The Skin Cancer Association has stringent standards for fabrics that pass their sun-protective requirements. At a minimum, the fabric must have a UPF 30 rating or block 1/30th of UVB and UVA rays. This equates to allowing just 3.3% of the sun to penetrate the fabric. The Skin Cancer Association considers ratings between UPF 30 to UPF 49 to offer good protection and rates anything above UPF 50 as excellent. For instance, plus-size one-piece swimsuits with UPF 50 fabrics offer instant sun protection with modest coverage to last for as long as you want to be out by the water. Simply put on sunblock on any exposed areas and wear a hat and sunglasses to protect your eyes and face.

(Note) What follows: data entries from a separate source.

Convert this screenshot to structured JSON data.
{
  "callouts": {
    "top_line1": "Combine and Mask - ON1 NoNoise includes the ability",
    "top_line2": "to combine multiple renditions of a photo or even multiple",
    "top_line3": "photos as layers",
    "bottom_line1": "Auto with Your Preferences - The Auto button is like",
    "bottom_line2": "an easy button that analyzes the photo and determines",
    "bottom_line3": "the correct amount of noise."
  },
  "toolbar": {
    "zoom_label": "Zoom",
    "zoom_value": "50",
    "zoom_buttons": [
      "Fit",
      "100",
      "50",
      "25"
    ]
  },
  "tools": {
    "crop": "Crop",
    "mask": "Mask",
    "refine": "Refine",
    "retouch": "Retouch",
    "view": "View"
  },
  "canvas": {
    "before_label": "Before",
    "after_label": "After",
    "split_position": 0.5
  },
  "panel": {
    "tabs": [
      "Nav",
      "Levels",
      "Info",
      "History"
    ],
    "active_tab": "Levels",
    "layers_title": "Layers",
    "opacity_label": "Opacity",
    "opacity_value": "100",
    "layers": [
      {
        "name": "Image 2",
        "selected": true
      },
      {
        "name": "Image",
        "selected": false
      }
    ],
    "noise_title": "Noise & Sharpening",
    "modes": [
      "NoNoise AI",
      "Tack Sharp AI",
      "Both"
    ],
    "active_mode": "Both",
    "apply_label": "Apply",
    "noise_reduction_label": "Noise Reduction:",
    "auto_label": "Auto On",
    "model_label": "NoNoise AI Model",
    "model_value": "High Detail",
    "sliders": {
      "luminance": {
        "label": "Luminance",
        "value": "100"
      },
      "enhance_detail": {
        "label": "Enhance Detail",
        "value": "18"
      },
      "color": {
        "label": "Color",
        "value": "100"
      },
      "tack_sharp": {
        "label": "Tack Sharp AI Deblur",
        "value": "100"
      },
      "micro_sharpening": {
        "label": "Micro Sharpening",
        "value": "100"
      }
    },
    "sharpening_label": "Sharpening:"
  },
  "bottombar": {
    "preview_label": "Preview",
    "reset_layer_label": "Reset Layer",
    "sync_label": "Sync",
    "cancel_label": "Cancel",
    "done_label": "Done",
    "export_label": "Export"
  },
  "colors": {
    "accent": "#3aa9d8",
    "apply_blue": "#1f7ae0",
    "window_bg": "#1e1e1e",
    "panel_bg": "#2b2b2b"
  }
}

UPF fabrics are specially designed to block out more sun rays than a typical article of clothing. Every clothing has a UPF rating, and the more densely woven it is, the more UVA and UVB sun rays they will block out. UPF fabrics can absorb or reflect sun rays. For example, plus-size swim tops made of quick-drying, high-tech synthetic fabrics are good at deflecting sun rays, while loose cotton plus-size swimsuit cover-ups are good at absorbing the sun. However, most cover-ups function like a typical T-shirt and should also be worn with sunblock underneath.
A UPF 50 swimsuit or cover-up only keeps its high rating when it’s kept in the right conditions. When the fabric gets damaged, thins out, or stretches, it can lose its sun-protection power. Also, getting wet can affect its effectiveness. Here’s how to get the most out of your sun-protective fabrics.
Plus-size UPF swimwear offers excellent UV-ray protection for extended hours of fun in the sun. Find your next favorite sun protection solution today!